So, I think I can draw a few conclusions from these findings. (1) My inability to create good habits for myself seems directly related to my poor sense of self-efficacy. (2) My poor sense of self-efficacy is mostly not rooted in reality. In reality, I actually have a working physical body and a mostly-working mind, with the ability to learn and apply new skills. But I feel that things are impossibly hard, that they require amounts of energy that I’ve never possessed and never will possess. And (3) it’s possible to improve my sense of self-efficacy at least a little bit—even in the face of depression or anxiety—by changing my sleep habits, my diet (by avoiding chocolate especially), my physical activity, my physical location (by being out of the house more), and my contact with others. As I heard someone say recently: practicing self-care won’t guarantee victory over the symptoms of depression, but not practicing self-care will guarantee defeat at their hands.

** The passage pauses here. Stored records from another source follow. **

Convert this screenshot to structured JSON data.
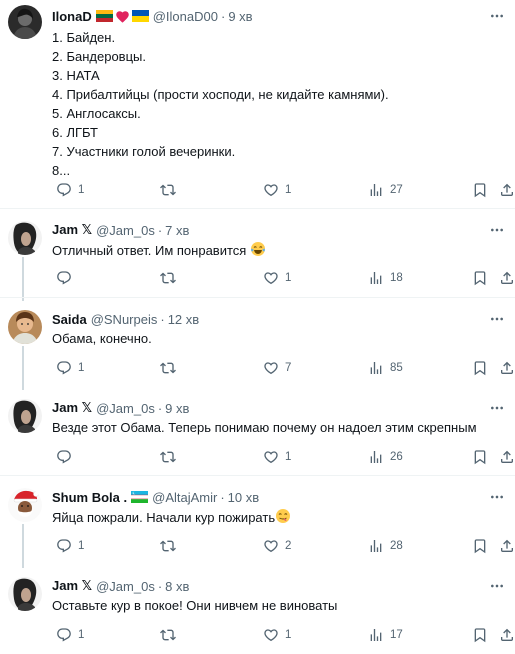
{
  "tweets": [
    {
      "name": "IlonaD",
      "handle": "@IlonaD00",
      "time": "9 хв",
      "lines": [
        "1. Байден.",
        "2. Бандеровцы.",
        "3. НАТА",
        "4. Прибалтийцы (прости хосподи, не кидайте камнями).",
        "5. Англосаксы.",
        "6. ЛГБТ",
        "7. Участники голой вечеринки.",
        "8..."
      ],
      "replies": "1",
      "reposts": "",
      "likes": "1",
      "views": "27"
    },
    {
      "name": "Jam 𝕏",
      "handle": "@Jam_0s",
      "time": "7 хв",
      "text": "Отличный ответ. Им понравится",
      "replies": "",
      "reposts": "",
      "likes": "1",
      "views": "18"
    },
    {
      "name": "Saida",
      "handle": "@SNurpeis",
      "time": "12 хв",
      "text": "Обама, конечно.",
      "replies": "1",
      "reposts": "",
      "likes": "7",
      "views": "85"
    },
    {
      "name": "Jam 𝕏",
      "handle": "@Jam_0s",
      "time": "9 хв",
      "text": "Везде этот Обама. Теперь понимаю почему он надоел этим скрепным",
      "replies": "",
      "reposts": "",
      "likes": "1",
      "views": "26"
    },
    {
      "name": "Shum Bola .",
      "handle": "@AltajAmir",
      "time": "10 хв",
      "text": "Яйца пожрали. Начали кур пожирать",
      "replies": "1",
      "reposts": "",
      "likes": "2",
      "views": "28"
    },
    {
      "name": "Jam 𝕏",
      "handle": "@Jam_0s",
      "time": "8 хв",
      "text": "Оставьте кур в покое! Они нивчем не виноваты",
      "replies": "1",
      "reposts": "",
      "likes": "1",
      "views": "17"
    }
  ],
  "icons": {
    "reply": "reply-icon",
    "repost": "repost-icon",
    "like": "heart-icon",
    "views": "views-icon",
    "bookmark": "bookmark-icon",
    "share": "share-icon",
    "more": "more-icon"
  },
  "colors": {
    "text_primary": "#0f1419",
    "text_secondary": "#536471",
    "divider": "#eff3f4",
    "thread_line": "#cfd9de"
  }
}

I haven’t discovered anything here that psychologists don’t already know. But the interesting thing to me, I suppose, is that I’ve discovered these things about myself. I’m apparently a moron, too, because I’ve heard all that stuff about self-care before, but somehow its significance and the reasoning behind it just never registered with me. Anyway, I put this all down mainly so I could remember and reference it later. But I hope you’ve found something worthwhile in it for yourself!